*** Opening of Source material ***

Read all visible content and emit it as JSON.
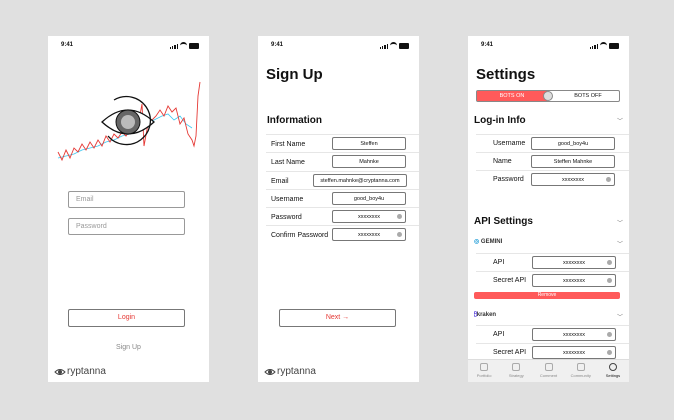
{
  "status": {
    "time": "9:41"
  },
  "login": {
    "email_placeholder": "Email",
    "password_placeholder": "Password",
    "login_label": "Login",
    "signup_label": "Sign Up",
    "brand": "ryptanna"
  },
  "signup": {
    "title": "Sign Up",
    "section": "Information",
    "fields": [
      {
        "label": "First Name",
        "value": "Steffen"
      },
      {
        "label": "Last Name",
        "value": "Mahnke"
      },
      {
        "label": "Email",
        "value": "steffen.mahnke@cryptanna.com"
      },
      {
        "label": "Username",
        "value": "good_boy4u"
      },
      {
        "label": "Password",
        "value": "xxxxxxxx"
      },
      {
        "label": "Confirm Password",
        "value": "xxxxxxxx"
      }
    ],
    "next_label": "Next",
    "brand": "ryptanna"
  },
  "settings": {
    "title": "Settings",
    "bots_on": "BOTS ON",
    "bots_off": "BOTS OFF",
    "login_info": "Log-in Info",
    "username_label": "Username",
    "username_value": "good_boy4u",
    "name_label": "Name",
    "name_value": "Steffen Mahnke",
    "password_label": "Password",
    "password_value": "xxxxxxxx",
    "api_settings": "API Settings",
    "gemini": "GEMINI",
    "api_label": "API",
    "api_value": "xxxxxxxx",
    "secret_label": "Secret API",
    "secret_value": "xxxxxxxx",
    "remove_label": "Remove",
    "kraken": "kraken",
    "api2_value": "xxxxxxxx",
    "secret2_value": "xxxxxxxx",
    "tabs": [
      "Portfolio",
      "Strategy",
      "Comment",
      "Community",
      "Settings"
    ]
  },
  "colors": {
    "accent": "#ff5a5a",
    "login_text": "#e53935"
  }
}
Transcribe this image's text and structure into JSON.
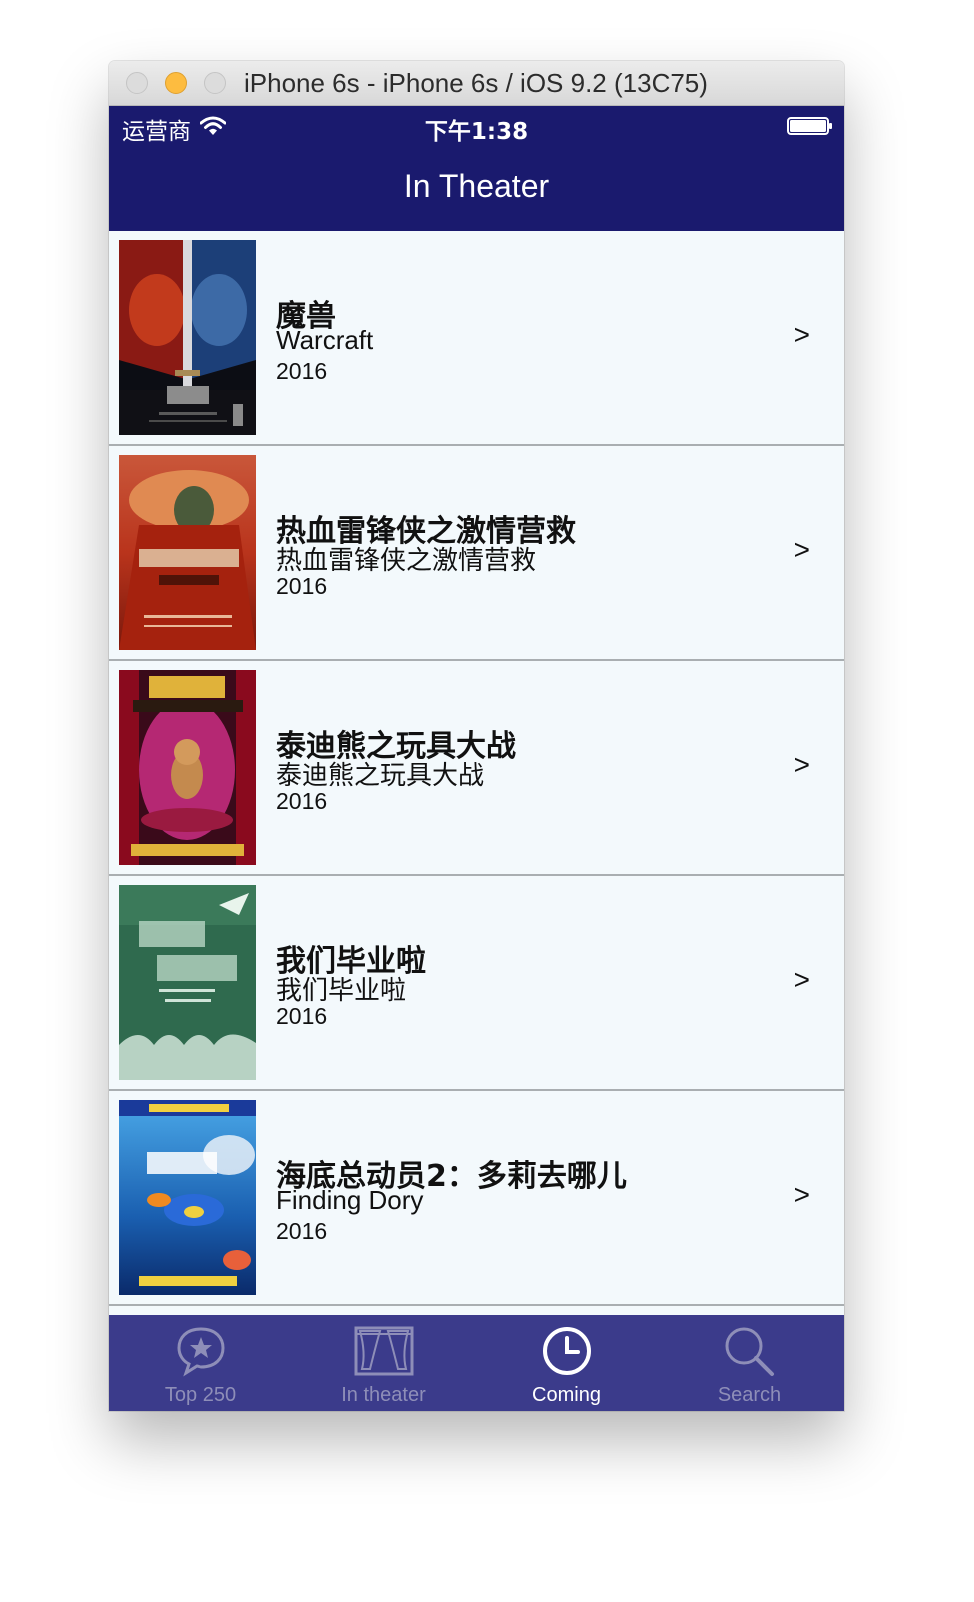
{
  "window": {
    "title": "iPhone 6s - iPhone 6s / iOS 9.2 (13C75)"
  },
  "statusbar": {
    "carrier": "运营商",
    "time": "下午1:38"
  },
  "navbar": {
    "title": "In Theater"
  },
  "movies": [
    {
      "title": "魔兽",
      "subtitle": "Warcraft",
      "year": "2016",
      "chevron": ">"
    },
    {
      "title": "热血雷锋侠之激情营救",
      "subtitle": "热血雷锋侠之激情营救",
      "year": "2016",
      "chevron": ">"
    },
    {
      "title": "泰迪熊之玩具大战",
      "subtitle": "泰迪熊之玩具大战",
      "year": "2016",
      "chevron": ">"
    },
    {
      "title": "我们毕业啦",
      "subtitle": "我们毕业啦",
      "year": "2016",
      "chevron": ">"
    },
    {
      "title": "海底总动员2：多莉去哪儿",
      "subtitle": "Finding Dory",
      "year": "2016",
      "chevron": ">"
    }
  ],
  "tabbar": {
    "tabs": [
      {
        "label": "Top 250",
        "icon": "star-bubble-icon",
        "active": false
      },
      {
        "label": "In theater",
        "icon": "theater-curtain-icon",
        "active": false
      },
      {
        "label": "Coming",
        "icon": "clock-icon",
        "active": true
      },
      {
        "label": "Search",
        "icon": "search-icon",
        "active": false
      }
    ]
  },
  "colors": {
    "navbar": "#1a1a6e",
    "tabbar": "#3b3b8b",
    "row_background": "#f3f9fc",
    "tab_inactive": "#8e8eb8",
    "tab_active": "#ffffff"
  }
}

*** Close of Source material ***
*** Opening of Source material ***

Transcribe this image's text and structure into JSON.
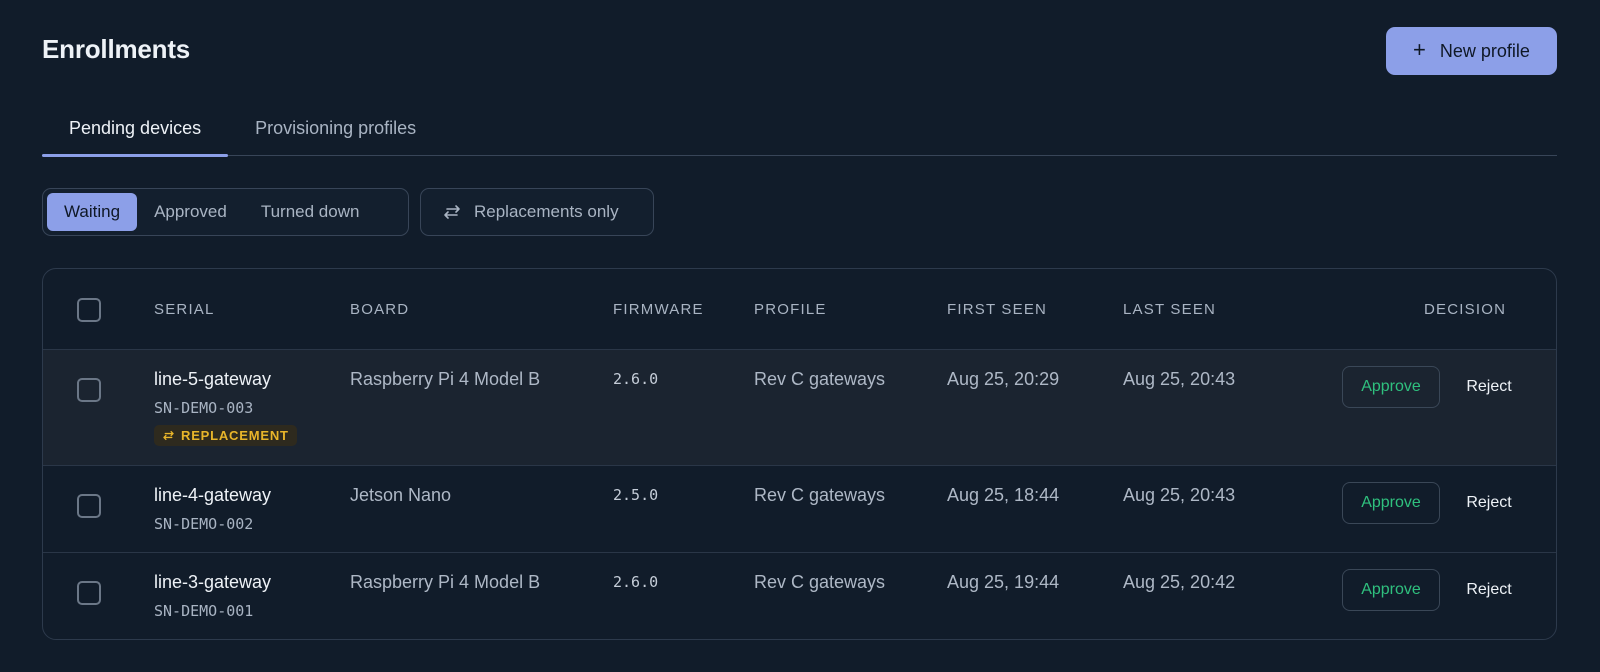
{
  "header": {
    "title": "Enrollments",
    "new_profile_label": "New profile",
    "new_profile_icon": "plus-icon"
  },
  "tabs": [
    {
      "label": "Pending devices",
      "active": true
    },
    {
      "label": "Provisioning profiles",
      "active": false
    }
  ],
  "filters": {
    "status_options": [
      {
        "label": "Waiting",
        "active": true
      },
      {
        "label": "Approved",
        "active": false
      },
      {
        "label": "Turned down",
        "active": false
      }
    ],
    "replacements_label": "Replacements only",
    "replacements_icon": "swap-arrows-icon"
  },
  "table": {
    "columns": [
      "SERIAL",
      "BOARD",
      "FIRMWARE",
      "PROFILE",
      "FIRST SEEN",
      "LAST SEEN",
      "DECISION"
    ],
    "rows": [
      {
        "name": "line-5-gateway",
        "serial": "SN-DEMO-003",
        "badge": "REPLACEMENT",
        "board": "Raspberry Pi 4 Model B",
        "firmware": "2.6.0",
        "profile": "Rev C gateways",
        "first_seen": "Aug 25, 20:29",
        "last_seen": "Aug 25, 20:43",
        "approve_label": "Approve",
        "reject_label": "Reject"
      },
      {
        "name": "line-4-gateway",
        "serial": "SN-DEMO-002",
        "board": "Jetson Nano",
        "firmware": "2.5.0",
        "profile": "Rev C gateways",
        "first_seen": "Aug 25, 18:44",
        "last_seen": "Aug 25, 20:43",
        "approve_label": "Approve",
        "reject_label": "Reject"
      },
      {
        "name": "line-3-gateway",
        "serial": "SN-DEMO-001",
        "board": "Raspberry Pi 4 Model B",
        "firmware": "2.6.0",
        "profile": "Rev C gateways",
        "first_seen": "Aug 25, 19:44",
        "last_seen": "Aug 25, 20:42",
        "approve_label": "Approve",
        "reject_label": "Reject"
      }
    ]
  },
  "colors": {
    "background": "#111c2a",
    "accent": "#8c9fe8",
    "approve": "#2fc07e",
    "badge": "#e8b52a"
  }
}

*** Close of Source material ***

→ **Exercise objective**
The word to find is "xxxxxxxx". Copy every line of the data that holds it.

→ **Answer to this exercise**
        "value": "xxxxxxxx"
        "value": "xxxxxxxx"
    "password_value": "xxxxxxxx",
    "api_value": "xxxxxxxx",
    "secret_value": "xxxxxxxx",
    "api2_value": "xxxxxxxx",
    "secret2_value": "xxxxxxxx",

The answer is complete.